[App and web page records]
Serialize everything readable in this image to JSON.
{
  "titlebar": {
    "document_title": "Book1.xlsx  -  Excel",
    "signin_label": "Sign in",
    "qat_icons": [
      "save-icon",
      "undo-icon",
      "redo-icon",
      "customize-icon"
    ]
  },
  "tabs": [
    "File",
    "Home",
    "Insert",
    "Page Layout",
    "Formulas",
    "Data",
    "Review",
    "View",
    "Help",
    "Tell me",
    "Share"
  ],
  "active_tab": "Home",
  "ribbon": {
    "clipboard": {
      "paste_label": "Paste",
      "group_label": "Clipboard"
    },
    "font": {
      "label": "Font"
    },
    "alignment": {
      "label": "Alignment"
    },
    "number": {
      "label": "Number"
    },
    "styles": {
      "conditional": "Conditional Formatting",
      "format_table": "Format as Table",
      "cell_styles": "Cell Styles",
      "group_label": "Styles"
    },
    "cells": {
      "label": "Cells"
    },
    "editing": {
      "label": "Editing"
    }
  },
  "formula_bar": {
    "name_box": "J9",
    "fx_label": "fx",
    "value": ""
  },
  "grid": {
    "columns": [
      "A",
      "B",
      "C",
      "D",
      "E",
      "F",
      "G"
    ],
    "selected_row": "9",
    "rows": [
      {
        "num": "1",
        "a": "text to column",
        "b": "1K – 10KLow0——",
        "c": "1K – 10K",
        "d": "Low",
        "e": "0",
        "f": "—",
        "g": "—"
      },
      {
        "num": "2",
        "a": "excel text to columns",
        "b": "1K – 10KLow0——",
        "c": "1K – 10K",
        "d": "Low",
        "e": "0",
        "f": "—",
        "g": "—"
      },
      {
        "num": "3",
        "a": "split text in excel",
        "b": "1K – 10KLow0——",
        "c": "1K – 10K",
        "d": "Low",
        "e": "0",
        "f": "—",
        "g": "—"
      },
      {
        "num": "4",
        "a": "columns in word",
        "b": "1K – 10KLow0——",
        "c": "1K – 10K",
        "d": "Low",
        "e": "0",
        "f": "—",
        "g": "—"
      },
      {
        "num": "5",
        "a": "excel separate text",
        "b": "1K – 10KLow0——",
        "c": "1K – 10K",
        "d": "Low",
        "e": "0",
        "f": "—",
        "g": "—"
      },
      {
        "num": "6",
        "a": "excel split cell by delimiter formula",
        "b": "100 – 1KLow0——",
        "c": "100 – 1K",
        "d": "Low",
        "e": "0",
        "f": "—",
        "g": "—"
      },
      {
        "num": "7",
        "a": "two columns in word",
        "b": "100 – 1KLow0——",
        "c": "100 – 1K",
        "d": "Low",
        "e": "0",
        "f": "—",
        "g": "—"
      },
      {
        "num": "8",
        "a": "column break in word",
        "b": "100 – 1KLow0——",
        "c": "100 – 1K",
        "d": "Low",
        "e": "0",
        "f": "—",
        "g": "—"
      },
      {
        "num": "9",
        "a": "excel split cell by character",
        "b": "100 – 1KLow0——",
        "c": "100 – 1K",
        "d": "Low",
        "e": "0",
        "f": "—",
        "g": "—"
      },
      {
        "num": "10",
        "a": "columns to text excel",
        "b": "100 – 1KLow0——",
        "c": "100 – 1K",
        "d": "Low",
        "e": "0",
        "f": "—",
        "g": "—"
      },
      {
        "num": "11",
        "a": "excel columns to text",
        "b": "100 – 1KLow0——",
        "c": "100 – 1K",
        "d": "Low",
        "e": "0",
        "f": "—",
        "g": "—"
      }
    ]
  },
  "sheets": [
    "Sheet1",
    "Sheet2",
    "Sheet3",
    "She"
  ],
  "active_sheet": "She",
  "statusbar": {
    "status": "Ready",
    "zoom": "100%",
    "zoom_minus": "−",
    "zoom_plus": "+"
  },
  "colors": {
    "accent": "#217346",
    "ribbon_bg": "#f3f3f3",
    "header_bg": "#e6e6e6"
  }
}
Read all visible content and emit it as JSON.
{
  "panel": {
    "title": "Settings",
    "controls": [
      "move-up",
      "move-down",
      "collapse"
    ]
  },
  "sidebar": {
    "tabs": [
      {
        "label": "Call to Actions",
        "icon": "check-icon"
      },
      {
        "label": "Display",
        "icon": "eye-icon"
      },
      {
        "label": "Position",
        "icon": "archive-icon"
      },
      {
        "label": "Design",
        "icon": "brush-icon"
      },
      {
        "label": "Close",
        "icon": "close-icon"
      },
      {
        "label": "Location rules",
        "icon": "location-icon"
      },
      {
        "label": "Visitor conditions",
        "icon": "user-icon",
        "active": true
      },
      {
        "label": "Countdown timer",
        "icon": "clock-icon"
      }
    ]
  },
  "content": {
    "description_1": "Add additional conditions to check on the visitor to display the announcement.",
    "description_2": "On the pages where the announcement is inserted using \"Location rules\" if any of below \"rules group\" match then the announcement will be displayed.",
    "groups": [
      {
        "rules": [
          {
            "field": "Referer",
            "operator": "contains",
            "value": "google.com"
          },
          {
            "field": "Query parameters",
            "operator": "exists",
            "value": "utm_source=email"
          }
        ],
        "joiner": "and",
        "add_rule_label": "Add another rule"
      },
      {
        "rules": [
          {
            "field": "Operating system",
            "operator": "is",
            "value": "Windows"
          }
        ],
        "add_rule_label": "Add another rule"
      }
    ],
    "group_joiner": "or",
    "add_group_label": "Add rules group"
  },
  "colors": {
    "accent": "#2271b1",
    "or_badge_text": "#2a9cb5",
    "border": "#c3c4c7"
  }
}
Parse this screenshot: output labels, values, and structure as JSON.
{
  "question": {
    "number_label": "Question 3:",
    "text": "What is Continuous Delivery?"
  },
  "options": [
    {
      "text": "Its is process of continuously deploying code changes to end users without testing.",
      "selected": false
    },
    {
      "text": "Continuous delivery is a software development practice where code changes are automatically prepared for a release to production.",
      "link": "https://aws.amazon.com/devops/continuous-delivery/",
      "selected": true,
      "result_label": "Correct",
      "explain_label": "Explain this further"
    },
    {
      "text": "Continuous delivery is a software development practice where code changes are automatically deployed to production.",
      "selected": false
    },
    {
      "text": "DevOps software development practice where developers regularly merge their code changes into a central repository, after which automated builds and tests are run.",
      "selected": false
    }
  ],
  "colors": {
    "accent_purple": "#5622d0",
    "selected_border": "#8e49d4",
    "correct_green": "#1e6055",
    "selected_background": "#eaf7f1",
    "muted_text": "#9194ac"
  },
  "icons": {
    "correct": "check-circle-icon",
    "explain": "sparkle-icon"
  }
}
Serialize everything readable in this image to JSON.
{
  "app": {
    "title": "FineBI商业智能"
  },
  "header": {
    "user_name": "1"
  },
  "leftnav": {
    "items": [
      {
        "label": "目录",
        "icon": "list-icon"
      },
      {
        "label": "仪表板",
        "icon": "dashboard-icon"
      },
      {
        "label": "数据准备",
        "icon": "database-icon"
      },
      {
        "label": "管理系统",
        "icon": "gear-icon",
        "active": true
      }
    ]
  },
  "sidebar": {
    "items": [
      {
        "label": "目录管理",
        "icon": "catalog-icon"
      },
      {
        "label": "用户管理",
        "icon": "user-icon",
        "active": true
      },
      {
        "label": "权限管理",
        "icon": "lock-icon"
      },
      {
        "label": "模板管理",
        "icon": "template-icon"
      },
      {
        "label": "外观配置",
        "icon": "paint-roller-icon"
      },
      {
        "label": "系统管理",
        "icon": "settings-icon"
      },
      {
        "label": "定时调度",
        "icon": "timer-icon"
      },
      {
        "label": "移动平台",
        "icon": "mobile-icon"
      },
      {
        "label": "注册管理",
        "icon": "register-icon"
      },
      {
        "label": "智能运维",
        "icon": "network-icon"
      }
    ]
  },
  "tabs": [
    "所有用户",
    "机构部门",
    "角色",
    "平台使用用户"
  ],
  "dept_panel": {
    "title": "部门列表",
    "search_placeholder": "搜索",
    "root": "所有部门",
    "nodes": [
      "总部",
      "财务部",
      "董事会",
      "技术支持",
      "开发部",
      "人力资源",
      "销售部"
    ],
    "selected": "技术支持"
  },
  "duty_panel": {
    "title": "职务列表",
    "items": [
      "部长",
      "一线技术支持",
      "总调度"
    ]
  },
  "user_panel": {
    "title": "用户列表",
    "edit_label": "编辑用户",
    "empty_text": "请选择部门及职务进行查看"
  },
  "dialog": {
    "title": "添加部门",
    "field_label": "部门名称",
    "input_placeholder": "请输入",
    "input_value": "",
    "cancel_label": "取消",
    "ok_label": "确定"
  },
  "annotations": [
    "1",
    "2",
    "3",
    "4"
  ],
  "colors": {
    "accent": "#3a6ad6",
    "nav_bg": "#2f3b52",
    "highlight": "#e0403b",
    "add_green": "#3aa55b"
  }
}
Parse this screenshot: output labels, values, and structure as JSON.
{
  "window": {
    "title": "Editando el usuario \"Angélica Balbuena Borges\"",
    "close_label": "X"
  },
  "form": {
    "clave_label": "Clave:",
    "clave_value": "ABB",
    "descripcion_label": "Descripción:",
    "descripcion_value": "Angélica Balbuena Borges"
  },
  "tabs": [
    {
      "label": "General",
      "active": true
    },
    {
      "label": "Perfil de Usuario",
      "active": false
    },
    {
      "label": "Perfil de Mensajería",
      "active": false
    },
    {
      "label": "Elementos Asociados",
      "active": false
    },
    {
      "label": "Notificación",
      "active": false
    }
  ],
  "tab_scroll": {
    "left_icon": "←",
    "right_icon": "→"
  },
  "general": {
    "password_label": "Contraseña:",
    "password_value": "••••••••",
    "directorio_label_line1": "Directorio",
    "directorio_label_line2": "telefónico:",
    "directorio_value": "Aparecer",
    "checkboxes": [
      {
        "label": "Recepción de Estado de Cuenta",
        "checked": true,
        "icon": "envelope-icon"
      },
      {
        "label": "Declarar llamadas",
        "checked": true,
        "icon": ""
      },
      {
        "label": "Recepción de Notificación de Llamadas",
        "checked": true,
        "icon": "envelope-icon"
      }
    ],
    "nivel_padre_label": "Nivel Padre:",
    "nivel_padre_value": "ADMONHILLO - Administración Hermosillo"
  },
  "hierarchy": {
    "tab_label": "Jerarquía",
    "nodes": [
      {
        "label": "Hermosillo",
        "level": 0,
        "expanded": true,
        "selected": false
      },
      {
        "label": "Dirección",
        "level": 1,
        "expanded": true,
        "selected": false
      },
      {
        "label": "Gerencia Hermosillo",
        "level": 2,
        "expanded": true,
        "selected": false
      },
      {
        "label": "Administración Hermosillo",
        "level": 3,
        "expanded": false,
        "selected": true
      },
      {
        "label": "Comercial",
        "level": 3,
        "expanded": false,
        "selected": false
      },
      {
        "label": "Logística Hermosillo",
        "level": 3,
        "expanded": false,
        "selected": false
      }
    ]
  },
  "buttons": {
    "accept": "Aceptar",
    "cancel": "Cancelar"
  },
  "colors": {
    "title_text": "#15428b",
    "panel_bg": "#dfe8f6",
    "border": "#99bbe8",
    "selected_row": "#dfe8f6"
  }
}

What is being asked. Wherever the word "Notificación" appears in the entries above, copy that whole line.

Completed exercise.
      "label": "Notificación",
        "label": "Recepción de Notificación de Llamadas",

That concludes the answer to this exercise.